CANNES– EuropaCorp TV, the television division of Luc Besson’s powerhouse, is developing several ambitious, high-concept French and U.S. drama series, including the French adaptation of Britain’s “Doctor Foster” and the new U.S. series “The French Detective.”

“Doctor Foster” is a hit BBC One thriller drama series about a woman who suspects her husband of having an affair and starts investigating, which propels her into a downward spiral. Helene Duchateau and Baptiste Filleul are co-writing the French adaptation, which is being co-produced by BBC France. TF1 is co-developing the six-episode series. BBC Worldwide will handle international sales.

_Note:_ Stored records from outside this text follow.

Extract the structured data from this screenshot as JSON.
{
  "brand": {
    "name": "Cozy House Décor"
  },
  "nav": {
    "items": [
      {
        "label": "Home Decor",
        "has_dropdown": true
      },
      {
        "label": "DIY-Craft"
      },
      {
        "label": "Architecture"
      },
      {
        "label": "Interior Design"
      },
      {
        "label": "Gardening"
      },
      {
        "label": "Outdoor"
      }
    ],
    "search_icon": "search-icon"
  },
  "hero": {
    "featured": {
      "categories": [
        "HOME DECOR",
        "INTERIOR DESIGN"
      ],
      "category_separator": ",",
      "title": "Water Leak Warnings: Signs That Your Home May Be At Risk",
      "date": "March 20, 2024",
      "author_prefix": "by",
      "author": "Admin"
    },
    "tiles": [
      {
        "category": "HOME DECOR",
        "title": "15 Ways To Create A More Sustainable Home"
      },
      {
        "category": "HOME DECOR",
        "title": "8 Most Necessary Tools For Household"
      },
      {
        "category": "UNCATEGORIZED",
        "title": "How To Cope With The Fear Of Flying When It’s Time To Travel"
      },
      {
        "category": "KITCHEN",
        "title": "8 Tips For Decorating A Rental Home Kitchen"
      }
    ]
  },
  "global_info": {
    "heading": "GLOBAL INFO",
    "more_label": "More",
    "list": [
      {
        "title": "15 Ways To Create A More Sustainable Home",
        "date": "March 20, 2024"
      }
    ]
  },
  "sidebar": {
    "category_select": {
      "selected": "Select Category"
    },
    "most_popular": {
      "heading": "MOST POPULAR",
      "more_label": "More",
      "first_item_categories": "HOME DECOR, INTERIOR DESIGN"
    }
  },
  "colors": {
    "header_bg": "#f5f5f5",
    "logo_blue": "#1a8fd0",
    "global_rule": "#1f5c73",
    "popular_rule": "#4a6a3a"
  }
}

“The best thing about this show is the fact that’s a true genre-bender. It’s not just another show about adultery; it’s a thriller, a mystery and a drama,” said Thomas Anargyros, the Paris-based president and CEO of EuropaCorp TV. Anargyros said the adaptation would closely follow the original but would have a “French flavor” and take place in a provincial town.

The British series earned its lead actress, Suranne Jones, a BAFTA last year; it also won Britain’s Broadcasting Press Guild award for best drama and National Television award for new drama.

Another promising French show on EuropaCorpTV’s slate is “Aux animaux la guerre,” an adaptation of Nicolas Matthieu’s novel that will be directed by Alain Tasma, whose credits include “XIII: the series,” “Nuit noire, 17 octobre 1961” and “Les bleus.” Ordered by French pubcaster France 3, “Aux animaux la guerre” is a gritty and socially engaged drama set against the backdrop of a poor industrial town in the Vosges where a large factory has shut down, leaving hundreds of workers unemployed. Anargyros described it as a “‘Happy Valley’ with a Scandinavian tone.”

EuropaCorpTV is also partnering up with Fabrice Eboué, the director of French hit “Case depart,” on “Nos futurs” (“Our futurs”), a black comedy adapted from Arto Paasilinna’s “A Charming Mass Suicide,” which has been picked up by French pubcaster French 2. The daring series will follow a group of suicidal friends who embark on a bus trip across France that’s meant to lead them to their final destination.

Meanwhile, EuropaCorp Television USA, whose key drama production “Taken” has drawn a loyal audience and consistent ratings on NBC, is developing “The French Detective,” a series adapted from James Patterson’s “French Kiss: A Detective Luc Moncrief Mystery.” The show will center on a handsome and charming French detective who joins the NYPD for a fresh start and has to partner up with a young female detective.

“It’s the story of a culture clash between two strong characters: a brash Latina from the Bronx and a cultured French detective,” said Matthew Gross, the Los Angeles-based president of EuropaCorp Television USA.

Gross also mentioned two series projects developed for cable and/or digital services: “Gray,” a spy thriller co-created by bestselling American novelist David Baldacci (“Wish You Well”), and “The Fence,” a noir thriller penned by Alexi Hawley (“The Following”) centering on two estranged and dysfunctional siblings forced to take over their patriarch’s pawn shop following his death, only to find out their father was the top fence for stolen goods in Los Angeles.

EuropaCorp Television USA is hopeful for a second season of “Taken” as the show’s ratings are solid and their co-production partner, Universal, has sold it successfully across the globe.